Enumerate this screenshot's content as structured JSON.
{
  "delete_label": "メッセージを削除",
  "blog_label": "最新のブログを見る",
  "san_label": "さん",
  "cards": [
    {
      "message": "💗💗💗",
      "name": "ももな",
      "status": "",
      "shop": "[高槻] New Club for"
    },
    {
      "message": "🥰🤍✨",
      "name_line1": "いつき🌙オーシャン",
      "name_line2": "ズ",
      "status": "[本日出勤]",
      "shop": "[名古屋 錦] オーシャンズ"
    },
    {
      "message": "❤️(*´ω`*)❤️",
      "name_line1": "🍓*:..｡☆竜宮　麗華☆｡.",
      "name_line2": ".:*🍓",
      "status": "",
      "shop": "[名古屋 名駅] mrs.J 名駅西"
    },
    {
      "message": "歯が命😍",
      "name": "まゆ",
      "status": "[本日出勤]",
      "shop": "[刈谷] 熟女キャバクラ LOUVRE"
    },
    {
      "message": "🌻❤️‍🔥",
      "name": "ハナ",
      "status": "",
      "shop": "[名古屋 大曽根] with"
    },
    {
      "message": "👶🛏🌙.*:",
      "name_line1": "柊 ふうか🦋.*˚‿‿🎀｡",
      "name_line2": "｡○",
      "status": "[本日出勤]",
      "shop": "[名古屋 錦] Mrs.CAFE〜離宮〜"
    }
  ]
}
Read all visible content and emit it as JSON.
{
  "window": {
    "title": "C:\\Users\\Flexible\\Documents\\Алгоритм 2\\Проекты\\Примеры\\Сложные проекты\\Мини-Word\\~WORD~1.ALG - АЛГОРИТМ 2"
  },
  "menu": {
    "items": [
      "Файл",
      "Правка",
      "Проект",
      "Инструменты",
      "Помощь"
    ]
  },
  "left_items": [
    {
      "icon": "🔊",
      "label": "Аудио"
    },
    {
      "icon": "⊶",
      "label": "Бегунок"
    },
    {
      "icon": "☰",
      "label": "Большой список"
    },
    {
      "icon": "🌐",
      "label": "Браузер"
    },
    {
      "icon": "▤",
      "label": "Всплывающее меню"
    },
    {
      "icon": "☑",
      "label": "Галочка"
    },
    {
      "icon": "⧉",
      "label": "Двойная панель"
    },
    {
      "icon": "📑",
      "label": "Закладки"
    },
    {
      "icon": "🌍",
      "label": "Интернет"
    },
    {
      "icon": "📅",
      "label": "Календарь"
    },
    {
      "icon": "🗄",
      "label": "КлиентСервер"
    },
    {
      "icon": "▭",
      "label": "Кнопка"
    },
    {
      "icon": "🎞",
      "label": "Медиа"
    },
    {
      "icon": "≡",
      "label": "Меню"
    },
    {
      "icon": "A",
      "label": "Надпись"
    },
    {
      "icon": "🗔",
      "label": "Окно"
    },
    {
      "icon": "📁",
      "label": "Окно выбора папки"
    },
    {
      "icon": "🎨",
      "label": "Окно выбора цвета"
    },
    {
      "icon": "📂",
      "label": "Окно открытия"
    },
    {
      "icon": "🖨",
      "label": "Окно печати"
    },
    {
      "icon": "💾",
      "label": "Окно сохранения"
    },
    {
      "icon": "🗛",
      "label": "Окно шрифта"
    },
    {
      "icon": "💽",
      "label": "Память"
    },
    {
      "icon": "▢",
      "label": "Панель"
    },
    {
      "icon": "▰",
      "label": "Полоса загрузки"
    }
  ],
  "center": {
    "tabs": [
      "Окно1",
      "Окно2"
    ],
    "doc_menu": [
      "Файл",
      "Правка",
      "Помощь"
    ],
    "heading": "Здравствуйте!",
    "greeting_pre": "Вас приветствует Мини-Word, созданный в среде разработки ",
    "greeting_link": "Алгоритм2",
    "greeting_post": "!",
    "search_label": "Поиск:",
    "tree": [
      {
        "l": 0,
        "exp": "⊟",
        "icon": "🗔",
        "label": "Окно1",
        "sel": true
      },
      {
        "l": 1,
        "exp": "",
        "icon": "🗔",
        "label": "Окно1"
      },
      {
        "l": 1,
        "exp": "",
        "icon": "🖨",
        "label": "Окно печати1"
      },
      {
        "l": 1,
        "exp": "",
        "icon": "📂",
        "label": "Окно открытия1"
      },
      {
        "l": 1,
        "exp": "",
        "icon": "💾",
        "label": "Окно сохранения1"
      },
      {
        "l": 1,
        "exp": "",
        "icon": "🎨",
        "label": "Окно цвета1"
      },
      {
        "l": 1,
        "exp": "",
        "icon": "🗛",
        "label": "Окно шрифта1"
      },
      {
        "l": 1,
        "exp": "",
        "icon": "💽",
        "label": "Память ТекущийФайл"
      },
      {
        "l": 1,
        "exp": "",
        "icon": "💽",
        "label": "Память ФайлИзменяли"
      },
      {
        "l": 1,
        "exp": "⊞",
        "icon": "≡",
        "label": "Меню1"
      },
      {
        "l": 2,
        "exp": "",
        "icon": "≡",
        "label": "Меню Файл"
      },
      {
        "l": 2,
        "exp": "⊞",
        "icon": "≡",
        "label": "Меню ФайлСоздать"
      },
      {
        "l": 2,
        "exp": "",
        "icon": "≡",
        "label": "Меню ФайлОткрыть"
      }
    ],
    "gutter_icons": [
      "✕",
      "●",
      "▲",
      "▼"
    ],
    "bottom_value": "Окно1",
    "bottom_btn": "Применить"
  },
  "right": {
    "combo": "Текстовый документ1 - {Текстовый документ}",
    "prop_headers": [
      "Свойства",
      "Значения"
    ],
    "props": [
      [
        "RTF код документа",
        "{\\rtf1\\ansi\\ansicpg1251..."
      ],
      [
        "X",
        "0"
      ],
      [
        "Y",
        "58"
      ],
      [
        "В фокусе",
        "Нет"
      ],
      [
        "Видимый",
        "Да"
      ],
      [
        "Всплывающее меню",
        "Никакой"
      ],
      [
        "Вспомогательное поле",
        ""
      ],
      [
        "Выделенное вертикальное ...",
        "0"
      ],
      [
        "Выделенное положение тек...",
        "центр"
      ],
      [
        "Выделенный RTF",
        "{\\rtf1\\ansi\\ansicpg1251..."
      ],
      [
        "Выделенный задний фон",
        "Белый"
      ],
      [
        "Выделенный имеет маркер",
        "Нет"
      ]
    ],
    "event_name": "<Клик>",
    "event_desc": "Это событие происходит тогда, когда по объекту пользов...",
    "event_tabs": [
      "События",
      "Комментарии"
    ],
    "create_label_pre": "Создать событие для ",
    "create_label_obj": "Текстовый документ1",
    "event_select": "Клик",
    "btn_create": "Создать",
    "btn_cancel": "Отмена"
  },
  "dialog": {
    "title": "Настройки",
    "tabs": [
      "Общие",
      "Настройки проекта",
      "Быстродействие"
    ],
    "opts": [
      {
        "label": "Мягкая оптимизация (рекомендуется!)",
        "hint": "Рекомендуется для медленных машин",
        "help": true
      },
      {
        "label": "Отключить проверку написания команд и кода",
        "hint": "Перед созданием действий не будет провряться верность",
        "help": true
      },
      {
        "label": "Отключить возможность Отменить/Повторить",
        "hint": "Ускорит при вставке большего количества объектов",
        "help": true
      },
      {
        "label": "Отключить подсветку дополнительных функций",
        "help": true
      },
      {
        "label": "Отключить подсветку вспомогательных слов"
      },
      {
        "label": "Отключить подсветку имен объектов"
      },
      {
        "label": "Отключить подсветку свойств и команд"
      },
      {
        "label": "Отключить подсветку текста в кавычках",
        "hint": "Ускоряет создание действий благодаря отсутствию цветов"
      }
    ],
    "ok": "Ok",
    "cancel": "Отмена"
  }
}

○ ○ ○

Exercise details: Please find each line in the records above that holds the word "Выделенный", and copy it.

Solved problem:
        "Выделенный RTF",
        "Выделенный задний фон",
        "Выделенный имеет маркер",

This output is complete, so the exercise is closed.